      Liked by 1 person

  3. Well, this is timely. I’m suffering from burnout and I have a too-full closet. I’m at a point in my life where I’m heavily engaged in getting rid of STUFF. I’m questioning my sewing habits (buying patterns I most likely will never use, impulse fabric buying. Hello four yards of knit fuzzy whatever you are). It all feels overwhelming and heavy, all this stuff, even my beloved fabric and pattern collections.
    I’m no longer inspired by people who make so much. I only see it as wasteful. Who can wear all that!

    But, I do understand the influencer. She’s making garments daily, weekly to boost her count, it’s a legitimate business model/plan. I’m not knocking on their creative output or their desire to be the next MimiG. Maybe it’s a culmination of events (hello 2020). Job loss saw me wearing mumus. Remote work has me wearing fleece mumus. Yes, my closet has changed due to 2020 but also age and my desire to be more minimal. Plus, all this has dovetailed with my move off social media (albeit slowly). I’m sad that Instagram is just like Facebook now. But, really I think I’m just tired and need to reassess my creative life.

    Great topic! Thanks for allowing me to do a big word purge.

    Liked by 1 person

    1. Oh, Jilly. Thank you for sharing your thoughts — “word purge” — love that term!
      Wish you all the best in 2021. I totally understand that feeling of being bogged down with stuff, not just sewing stuff. I keep purging things from my house, including clothes I’ve made myself, and I still feel there’s too much. I’m probably your mother’s age and now really want to deal with sorting and getting rid of stuff before my two daughters HAVE to do it. Take care.

      Like

  4. I’ve been thinking about my sewing goals, and yes, sometimes it’s good to pause and do the other things you’ve been neglecting. Or because you don’t need heaps of new clothes. I’m thinking of my sewing goals for 2021 and “sewing less” has been on my mind as well.

    Besides cataloging makes, you write fun and informative posts on fashion trends, fashion history, designers, and sewing tips. I enjoy those very much.

    Like

  5. Goodness me, never! 😄 Sewing us one of my passions. I absolutely know what you mean about a wardrobe feeling claustrophobic, I love clearing stuff out then upcycling it.

    Thanks for sharing 😊

    Like

Leave a Reply to run-sew-read Cancel reply

Fill in your details below or click an icon to log in:

WordPress.com Logo

You are commenting using your WordPress.com account. Log Out /  Change )

Google photo

You are commenting using your Google account. Log Out /  Change )
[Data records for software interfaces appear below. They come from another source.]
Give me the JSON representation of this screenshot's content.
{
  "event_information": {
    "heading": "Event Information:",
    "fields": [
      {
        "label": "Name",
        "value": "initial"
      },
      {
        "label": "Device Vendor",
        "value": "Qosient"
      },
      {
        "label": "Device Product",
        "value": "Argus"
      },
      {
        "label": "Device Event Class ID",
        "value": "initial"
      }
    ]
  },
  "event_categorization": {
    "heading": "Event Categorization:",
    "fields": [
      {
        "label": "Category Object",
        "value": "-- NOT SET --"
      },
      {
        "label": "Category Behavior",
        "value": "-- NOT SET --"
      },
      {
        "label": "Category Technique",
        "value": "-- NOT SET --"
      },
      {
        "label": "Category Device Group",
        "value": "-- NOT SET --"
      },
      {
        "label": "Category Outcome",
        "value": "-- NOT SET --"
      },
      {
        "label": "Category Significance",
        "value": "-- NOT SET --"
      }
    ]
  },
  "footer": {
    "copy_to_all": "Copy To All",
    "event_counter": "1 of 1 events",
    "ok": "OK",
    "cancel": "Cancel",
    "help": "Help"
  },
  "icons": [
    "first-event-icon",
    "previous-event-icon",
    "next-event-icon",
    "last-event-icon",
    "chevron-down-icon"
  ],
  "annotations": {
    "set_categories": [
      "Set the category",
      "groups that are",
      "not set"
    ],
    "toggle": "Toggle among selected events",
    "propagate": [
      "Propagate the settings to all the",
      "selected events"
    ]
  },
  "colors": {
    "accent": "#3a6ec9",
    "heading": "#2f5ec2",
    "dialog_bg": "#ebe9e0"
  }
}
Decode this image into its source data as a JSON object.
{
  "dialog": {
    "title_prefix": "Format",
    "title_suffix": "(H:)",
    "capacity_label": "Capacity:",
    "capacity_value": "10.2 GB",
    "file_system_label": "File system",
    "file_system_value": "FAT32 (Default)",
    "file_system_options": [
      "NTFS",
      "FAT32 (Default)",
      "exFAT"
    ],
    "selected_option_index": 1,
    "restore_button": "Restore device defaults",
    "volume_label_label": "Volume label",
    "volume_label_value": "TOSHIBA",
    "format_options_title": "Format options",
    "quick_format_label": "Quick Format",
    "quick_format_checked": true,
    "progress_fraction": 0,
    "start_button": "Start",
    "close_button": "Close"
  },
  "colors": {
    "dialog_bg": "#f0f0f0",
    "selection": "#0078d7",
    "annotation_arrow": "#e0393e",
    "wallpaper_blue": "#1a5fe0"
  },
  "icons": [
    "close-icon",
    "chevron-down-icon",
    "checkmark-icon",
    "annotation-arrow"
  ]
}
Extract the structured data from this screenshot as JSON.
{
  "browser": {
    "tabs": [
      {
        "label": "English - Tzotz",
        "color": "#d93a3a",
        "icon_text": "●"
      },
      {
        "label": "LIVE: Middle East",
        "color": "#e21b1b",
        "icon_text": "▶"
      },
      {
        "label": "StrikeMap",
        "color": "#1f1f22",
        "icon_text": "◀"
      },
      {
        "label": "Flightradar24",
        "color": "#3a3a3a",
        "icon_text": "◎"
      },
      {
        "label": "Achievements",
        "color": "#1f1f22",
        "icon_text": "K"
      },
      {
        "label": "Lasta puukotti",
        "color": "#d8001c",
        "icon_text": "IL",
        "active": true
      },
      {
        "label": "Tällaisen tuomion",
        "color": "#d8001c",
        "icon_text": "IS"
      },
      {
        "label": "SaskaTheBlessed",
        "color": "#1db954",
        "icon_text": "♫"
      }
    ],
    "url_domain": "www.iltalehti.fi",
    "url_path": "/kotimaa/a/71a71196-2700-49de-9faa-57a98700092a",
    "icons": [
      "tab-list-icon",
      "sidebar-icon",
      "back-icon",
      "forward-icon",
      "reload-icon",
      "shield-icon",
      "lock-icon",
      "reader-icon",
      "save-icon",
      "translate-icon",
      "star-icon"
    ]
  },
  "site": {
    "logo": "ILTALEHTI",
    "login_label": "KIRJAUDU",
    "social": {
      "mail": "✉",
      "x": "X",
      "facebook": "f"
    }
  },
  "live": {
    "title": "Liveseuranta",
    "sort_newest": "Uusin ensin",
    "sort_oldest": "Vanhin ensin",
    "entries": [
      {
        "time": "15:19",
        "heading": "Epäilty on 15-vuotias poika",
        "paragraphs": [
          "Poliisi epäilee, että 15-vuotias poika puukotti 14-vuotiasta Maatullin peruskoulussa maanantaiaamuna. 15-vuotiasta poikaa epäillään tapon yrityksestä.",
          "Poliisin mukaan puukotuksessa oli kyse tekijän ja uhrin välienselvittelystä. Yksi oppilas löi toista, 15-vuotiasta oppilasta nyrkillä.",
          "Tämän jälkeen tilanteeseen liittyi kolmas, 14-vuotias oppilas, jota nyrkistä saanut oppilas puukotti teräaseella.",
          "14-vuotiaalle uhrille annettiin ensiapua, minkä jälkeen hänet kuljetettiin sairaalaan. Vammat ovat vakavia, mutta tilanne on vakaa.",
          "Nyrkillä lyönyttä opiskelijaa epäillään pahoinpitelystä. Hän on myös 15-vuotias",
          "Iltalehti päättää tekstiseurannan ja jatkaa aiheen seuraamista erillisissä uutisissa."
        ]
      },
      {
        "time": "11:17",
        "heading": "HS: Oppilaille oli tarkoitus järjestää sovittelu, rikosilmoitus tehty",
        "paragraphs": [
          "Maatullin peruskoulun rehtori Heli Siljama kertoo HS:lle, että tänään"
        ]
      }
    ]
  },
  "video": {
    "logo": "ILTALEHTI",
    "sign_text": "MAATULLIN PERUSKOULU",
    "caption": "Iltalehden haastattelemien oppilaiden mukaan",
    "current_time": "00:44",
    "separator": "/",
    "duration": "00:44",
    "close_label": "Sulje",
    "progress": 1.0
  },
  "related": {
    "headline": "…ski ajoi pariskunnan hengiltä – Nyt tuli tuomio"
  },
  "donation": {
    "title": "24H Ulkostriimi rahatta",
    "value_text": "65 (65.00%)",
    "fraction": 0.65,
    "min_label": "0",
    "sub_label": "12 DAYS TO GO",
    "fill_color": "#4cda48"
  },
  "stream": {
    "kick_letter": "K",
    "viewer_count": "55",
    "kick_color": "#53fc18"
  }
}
Twitter picture

You are commenting using your Twitter account. Log Out /  Change )

Facebook photo

You are commenting using your Facebook account. Log Out /  Change )

Connecting to %s